A Luminox Colormark

Is the regular guy the niche market for the brand?

Not exclusively, but we certainly do seem to appeal to this type of guy, and this story of one’s basic gear for various activities helps to define what our brand is all about and is now our core marketing message. Part of our challenge was to figure out how to tell one story to markets with varying levels of maturity with Luminox, and culturally as different as say, Japan and Portugal. We also needed a message that gave us some elasticity. If you look at the core background of those who have asked for our watches, the common theme is weapon possession. That’s our foundation and we’re proud of it. The question is, how do we keep building beyond that to become a lifestyle brand? This campaign enabled us, for the first time, to have an elasticity that will allow us to do anything. For instance, we had an Indy-car racer who came to us to make a series of watches tied to him. With the new campaign, we can use his helmet, his Nomex fireproof hood, and his racing shoes and racing gloves in the ad with his special watch. So this campaign gives us newfound capabilities that we had not had before.

How has the collection evolved?

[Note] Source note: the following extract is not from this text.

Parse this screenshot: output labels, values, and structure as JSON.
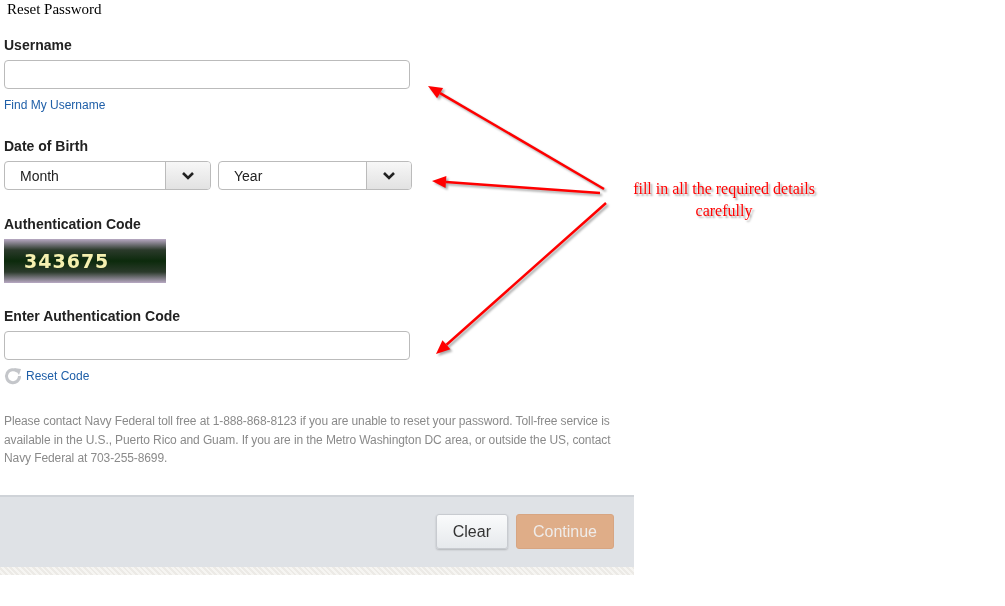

We have created an evolutionary series of the Original Navy SEAL watch, the new Colormark Navy SEAL series. We also had the Original Steel and Titanium SEALs, and now there are revised EVO Steel SEAL models and revised EVO Titanium SEAL models. We also just launched a 20th anniversary collection created to celebrate our 20th year in business, which includes a new Navy SEAL collection that’s had a tremendous reception thus far. By virtue of our new campaign, our target market will now be able to grow and expand. The piece we’re working on for Indy racer Tony Kanaan takes us into a whole new look and type of product we’ve never had before. It’s not inexpensive; it retails for about $1,100. At the very upper end of the Lockheed Martin collection, we’ve added Valjoux Automatic Mechanical Movement watches that retail for up to $2,200. We’ve bracketed ourselves up in that category, but we’ve also gone down in others. We’re releasing a new budget Sentry series that will retail for $225. So the line has expanded tremendously.

As a founding partner of the brand, could you have imagined 20 years later this would have worked the way it did?

I really didn’t know. In the beginning, it was about having found the unique illumination technology. I did believe that putting this self-powered illumination into a watch, which heretofore had not been done, would make our watches a utilitarian tool for the general consumer. I believed, for that reason, that it was a sensible business. Did I think it would get to the point where it’s at now as a worldwide brand? No. Am I thrilled and proud that it has? Absolutely.